Denmark won in a shootout in front of the crowd in Herning on a goal by Frans Nielsen, the man who used to take shots on Andersen in the road in that very town when they were kids. The crowd was, to say the least, ecstatic.

Day Two

Today’s games include Kasperi Kapanen’s first game as a member of the men’s team for Finland, and a repeat performance by Denmark in a much tougher match up in the late game.

In Copenhagen, Switzerland faces Austria, France plays Belarus and the Czechs (featuring Tomas Plekanec) play their archest of arch rivals Slovakia.

In Herning, Norway plays Latvia, Finland faces Korea at 10:15 a.m. and Denmark plays the USA at 2:15 p.m.

All times are Eastern Time, and for more details see the official schedule. Check TSN to see which games will be broadcast or streamed if you have those services. Some games are aired on NHL Network in the USA.

Finland starts the tournament easy and finishes with the USA on the last day, so they need to win their easy ones clean to get a decent seeding for the medal rounds. They can’t be lazy against Korea.

We don’t know yet if Denmark plans to ride Andersen in every game, but it would be a surprise to see him not face the Americans, back-to-back or no. And speaking of backups, Canada plays Korea on Sunday, and the choice of goalie there might be very interesting. As of now, only Kuemper and Curtis McElhinney are on the official roster, even though Michael DiPietro is on hand. Canada might be waiting to see if someone else becomes available, but for now, it seems like Sunday’s game is likely McE’s.

The other game at Worlds, beyond the hockey, is watching for unsigned European free agents. So far the standout has been Germany’s Dominik Kahun who already has been signed by Chicago.
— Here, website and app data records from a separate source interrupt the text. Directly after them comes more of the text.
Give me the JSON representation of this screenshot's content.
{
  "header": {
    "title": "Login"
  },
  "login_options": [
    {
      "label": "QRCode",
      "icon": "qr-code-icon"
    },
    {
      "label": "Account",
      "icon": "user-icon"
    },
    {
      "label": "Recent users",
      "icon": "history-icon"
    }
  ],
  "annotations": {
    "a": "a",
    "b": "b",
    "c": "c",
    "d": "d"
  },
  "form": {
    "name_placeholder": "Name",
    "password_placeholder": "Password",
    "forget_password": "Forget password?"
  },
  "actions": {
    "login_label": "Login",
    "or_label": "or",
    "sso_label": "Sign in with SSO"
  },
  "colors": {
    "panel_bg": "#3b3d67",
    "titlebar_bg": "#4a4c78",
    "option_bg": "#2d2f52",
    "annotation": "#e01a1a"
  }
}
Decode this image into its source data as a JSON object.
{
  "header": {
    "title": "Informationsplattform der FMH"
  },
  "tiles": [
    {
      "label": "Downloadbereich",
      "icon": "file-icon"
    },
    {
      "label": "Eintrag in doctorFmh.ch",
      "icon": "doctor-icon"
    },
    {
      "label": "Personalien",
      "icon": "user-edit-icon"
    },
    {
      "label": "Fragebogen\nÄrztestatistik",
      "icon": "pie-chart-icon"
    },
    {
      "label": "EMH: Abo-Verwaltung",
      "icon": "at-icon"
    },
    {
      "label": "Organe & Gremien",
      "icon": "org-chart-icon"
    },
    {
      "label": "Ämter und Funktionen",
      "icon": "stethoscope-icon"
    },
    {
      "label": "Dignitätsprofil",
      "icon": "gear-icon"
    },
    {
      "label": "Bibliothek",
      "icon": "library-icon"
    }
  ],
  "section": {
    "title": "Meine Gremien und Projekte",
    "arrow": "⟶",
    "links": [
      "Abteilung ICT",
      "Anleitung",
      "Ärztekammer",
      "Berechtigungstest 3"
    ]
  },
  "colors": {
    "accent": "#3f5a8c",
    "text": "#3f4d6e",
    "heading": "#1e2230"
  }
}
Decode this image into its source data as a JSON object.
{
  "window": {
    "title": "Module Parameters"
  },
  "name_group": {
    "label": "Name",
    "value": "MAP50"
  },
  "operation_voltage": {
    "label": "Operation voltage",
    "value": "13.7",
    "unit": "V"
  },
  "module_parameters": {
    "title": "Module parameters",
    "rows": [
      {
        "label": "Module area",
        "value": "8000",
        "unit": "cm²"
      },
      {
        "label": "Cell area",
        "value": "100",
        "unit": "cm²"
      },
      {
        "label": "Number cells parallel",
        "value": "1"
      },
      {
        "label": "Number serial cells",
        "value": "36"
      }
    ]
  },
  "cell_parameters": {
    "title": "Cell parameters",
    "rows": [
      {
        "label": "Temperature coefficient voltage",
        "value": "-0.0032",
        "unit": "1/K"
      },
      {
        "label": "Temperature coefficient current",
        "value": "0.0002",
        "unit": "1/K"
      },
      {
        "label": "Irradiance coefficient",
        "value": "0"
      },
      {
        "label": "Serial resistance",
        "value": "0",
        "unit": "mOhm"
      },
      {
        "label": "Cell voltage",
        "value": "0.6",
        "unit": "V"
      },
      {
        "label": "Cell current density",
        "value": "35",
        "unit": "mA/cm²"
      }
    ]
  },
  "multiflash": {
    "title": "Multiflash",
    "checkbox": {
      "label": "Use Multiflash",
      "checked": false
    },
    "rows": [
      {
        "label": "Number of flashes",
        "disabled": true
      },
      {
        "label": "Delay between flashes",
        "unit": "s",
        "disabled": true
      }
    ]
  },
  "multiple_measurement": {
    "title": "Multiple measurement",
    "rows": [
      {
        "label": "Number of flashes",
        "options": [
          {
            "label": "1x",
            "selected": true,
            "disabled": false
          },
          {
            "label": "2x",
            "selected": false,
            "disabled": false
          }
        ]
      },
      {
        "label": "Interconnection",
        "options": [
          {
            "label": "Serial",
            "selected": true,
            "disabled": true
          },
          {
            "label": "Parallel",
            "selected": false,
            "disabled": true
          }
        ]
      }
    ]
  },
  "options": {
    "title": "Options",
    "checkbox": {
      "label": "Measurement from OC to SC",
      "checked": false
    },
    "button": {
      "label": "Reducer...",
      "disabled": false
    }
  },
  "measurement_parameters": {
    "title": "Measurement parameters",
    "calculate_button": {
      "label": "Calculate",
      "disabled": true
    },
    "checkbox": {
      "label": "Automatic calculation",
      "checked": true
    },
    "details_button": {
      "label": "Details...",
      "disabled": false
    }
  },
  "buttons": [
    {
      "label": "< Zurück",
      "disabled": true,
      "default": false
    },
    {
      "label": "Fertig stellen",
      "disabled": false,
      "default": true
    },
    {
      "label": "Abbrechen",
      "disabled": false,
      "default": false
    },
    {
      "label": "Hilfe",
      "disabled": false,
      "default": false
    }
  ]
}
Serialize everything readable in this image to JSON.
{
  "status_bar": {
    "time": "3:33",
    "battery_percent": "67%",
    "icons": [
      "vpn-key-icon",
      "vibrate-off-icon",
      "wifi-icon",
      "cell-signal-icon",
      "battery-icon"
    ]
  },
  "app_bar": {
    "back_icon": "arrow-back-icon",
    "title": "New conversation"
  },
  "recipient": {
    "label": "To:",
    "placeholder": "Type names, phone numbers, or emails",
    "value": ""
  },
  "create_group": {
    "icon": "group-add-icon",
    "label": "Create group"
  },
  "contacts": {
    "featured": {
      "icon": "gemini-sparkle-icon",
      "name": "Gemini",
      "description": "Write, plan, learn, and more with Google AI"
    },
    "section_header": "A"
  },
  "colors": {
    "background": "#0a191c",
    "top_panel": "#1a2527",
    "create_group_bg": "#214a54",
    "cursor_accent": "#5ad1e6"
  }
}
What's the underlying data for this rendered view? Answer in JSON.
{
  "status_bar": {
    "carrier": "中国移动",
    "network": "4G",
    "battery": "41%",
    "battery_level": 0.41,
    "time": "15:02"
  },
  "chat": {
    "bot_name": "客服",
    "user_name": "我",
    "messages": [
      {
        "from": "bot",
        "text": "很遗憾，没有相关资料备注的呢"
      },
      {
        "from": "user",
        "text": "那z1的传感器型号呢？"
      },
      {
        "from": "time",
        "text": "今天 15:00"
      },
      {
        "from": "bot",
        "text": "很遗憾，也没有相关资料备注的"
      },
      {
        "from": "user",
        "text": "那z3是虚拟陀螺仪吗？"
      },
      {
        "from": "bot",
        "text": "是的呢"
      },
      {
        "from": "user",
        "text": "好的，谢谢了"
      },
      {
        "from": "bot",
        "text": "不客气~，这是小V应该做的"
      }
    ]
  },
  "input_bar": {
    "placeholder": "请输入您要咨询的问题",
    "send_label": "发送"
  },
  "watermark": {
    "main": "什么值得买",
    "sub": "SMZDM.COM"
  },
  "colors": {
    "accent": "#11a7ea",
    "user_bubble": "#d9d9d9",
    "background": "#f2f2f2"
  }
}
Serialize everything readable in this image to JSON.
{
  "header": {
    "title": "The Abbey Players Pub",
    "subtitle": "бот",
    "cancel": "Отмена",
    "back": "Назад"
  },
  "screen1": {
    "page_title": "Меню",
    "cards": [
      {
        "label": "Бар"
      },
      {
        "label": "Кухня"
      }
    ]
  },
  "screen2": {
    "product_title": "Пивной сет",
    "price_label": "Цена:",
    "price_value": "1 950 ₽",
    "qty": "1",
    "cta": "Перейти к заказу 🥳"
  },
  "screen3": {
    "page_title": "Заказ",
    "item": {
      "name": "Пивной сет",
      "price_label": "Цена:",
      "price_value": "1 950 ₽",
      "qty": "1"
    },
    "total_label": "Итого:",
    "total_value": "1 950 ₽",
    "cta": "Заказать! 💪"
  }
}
But a very interesting one to watch is Dennis Everberg. He tried to crack the Colorado Avalanche, but it never worked out, and he played one year in Sweden, one in the KHL, and has become a Swedish national team regular. He’s only 26. He can carry the puck, and he almost has a good enough shot for the NHL while playing a gritty game. Someone might look to try him out again.